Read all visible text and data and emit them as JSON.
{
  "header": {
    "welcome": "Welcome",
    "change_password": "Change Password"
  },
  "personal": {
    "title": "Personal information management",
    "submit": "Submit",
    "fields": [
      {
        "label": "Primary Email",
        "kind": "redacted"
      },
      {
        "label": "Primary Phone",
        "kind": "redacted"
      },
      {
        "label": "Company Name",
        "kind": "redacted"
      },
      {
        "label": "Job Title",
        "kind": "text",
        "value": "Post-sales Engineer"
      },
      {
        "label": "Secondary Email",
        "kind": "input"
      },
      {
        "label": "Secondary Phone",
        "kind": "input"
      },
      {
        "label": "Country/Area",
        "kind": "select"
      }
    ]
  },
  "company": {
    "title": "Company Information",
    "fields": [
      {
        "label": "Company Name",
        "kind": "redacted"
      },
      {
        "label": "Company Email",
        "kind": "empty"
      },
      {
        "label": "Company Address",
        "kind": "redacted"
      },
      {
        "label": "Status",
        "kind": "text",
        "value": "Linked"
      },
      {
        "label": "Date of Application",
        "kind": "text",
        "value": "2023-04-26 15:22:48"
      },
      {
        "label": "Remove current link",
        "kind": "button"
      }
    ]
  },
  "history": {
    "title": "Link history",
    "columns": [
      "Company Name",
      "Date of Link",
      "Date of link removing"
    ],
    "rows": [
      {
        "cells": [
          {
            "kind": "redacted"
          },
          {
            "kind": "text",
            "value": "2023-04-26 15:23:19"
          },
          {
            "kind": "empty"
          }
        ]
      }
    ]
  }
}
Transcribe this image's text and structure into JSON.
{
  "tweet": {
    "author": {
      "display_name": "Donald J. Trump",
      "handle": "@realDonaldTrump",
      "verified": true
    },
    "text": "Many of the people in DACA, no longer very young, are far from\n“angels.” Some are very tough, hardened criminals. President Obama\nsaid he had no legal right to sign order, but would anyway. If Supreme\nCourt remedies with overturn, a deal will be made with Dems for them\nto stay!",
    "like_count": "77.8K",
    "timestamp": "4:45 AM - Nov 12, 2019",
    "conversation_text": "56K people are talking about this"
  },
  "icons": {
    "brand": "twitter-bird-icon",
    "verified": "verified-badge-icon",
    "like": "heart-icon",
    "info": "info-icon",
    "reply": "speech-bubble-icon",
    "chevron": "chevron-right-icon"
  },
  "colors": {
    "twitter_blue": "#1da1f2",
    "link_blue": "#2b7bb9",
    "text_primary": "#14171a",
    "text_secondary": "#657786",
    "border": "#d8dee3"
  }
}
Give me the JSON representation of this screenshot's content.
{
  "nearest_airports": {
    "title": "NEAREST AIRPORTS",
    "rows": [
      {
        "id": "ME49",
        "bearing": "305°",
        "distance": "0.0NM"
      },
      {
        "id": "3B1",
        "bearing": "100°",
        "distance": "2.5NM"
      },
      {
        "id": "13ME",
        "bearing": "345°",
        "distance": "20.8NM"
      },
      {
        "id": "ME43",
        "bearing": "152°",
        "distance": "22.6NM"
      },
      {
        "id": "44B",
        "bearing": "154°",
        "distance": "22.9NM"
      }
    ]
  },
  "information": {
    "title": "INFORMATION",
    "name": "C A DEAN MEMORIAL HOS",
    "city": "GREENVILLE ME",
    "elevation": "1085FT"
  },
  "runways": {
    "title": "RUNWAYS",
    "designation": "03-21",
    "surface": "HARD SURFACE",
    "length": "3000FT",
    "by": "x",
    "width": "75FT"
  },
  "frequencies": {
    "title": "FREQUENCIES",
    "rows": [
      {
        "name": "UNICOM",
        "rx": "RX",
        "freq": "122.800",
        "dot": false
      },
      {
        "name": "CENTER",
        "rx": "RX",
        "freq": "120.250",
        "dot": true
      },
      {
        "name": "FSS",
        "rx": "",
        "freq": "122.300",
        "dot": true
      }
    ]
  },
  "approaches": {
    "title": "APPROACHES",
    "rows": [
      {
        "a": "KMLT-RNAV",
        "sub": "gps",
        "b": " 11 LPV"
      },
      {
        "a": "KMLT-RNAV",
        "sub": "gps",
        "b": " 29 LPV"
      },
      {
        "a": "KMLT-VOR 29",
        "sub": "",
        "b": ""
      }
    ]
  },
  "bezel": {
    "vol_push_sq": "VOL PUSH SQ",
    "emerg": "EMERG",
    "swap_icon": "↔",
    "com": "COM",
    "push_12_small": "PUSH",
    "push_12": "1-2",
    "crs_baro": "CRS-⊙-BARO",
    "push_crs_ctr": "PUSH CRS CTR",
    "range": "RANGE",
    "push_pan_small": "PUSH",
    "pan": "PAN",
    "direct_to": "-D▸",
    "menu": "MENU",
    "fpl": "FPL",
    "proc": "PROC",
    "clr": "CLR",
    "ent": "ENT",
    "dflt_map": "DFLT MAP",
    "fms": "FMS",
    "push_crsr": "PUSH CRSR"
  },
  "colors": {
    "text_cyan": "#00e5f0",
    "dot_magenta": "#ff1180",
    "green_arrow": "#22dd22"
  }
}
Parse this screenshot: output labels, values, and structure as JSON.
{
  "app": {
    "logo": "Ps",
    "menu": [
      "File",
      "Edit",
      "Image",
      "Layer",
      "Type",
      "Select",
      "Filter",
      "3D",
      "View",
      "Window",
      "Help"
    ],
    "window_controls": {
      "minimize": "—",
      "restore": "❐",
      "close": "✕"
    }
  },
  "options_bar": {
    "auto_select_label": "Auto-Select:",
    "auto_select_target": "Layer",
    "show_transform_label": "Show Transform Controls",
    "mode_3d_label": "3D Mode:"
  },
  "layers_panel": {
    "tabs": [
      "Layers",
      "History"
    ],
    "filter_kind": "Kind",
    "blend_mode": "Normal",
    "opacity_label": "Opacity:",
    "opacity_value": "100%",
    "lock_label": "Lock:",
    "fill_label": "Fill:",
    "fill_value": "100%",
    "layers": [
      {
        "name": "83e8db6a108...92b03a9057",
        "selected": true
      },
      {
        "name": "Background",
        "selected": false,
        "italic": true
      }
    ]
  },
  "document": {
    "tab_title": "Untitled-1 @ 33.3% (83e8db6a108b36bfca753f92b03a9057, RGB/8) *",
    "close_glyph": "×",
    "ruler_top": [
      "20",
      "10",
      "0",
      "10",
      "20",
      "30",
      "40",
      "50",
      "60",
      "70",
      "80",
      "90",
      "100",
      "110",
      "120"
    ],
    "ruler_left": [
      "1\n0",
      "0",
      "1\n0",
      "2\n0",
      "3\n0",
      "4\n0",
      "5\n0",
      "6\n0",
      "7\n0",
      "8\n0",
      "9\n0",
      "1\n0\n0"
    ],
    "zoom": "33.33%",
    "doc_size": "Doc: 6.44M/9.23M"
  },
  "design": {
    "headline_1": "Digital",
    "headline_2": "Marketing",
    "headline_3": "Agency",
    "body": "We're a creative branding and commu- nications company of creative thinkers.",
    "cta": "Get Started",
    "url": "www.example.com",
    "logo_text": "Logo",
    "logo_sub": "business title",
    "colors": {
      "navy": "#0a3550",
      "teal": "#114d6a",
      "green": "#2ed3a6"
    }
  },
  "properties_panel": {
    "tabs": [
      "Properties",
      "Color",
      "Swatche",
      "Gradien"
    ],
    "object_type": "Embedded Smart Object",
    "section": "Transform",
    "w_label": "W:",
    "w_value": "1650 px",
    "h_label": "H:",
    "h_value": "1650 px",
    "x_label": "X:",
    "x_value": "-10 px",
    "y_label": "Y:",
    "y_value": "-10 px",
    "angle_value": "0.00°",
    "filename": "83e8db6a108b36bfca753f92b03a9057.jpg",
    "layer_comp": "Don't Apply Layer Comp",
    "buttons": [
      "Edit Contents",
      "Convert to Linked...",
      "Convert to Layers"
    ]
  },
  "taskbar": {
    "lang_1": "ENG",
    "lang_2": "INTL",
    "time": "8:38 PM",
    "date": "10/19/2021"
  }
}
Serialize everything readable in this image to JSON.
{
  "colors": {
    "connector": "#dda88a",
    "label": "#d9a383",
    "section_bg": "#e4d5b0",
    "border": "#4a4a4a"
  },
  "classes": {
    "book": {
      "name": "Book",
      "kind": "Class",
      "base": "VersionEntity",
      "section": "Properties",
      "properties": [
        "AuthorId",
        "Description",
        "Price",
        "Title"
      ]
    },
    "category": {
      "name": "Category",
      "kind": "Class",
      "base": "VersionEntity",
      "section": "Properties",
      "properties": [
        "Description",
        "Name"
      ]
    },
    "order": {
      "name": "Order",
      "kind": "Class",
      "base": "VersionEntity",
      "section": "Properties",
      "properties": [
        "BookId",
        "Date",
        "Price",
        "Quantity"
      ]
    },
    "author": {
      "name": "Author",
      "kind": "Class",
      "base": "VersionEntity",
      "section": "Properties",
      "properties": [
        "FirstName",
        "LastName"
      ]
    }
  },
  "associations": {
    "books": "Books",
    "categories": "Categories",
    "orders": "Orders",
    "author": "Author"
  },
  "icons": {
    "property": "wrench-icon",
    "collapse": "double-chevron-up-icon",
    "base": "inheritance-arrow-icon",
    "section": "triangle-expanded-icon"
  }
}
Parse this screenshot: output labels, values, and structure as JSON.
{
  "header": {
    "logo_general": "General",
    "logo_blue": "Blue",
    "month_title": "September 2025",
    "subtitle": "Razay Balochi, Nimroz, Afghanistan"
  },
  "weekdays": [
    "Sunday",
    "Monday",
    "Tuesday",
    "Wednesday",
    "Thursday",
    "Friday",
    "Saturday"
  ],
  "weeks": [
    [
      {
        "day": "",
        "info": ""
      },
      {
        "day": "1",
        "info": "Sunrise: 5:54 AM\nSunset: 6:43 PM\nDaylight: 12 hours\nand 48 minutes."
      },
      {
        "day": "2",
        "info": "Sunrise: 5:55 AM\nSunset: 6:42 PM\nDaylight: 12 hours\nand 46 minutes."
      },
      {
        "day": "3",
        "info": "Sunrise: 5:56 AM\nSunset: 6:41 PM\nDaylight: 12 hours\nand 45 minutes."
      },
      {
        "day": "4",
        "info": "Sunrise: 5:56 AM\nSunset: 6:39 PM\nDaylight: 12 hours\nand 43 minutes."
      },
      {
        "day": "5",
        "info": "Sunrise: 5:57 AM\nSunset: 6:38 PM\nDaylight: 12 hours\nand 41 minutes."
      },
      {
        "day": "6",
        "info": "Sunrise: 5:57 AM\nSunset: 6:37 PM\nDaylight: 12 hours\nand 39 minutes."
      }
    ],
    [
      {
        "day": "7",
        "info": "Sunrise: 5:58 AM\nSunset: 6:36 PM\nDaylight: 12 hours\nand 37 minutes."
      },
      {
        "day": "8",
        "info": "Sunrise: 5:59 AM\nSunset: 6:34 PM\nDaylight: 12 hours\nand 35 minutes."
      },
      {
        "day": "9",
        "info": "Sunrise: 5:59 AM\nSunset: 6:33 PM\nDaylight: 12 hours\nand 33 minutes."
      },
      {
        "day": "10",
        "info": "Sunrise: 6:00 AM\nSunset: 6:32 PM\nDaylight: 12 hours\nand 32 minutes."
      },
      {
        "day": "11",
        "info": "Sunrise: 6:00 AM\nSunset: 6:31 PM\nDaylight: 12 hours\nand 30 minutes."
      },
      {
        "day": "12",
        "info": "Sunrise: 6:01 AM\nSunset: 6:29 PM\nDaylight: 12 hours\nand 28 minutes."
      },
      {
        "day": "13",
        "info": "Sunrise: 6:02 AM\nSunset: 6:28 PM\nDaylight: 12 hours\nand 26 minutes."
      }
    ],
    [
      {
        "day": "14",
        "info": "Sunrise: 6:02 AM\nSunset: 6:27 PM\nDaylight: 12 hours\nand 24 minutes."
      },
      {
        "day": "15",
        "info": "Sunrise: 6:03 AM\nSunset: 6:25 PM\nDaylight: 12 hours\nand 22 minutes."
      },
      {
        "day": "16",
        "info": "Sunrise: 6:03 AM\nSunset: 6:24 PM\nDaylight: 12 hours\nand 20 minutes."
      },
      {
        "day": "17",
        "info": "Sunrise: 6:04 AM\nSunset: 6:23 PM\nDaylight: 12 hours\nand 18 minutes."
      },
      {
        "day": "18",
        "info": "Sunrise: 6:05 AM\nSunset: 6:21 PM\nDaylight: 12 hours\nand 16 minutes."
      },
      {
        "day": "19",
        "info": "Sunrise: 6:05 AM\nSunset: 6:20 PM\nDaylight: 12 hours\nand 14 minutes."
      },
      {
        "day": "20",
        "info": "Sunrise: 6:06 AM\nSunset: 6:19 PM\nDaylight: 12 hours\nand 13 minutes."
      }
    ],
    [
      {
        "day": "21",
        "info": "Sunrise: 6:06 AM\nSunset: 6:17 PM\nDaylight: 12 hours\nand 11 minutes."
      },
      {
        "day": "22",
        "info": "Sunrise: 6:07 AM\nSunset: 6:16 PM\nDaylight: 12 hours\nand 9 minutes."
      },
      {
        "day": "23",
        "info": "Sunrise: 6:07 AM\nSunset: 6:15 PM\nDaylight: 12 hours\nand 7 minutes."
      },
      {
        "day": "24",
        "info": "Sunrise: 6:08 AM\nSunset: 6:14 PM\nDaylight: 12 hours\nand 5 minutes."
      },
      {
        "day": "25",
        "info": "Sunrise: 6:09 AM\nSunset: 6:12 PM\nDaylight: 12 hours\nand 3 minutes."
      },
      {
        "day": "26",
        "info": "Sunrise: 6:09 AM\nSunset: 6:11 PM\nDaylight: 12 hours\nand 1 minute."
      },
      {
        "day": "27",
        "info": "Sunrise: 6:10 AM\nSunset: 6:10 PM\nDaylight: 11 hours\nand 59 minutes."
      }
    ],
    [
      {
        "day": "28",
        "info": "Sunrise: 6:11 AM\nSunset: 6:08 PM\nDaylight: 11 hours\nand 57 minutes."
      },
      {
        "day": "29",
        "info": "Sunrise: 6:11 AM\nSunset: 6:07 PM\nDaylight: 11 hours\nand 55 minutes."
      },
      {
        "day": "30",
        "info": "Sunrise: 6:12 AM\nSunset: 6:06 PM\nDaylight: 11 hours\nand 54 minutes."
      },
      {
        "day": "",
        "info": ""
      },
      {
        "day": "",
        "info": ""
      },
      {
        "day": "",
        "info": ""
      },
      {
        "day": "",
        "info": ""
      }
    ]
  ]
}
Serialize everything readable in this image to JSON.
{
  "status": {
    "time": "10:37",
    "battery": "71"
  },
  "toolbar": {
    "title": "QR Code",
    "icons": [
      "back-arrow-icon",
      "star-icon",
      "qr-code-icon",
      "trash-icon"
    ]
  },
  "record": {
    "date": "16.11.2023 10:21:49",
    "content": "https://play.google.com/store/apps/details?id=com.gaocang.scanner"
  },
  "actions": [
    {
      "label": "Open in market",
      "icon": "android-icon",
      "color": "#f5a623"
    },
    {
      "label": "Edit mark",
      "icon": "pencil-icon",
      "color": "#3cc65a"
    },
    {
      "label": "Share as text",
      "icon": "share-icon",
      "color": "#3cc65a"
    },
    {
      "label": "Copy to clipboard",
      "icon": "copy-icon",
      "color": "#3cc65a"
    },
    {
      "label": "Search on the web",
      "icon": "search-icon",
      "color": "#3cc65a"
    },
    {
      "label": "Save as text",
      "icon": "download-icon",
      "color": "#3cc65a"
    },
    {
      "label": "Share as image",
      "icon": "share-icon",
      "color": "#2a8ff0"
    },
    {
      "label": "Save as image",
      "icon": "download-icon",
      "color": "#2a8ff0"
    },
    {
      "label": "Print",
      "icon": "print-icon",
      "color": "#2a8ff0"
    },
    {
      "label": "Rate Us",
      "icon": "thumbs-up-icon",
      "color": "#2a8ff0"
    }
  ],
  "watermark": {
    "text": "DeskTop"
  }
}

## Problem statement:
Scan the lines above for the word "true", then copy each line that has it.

## Response to the exercise:
      "verified": true
        "dot": true
        "dot": true
        "selected": true
        "italic": true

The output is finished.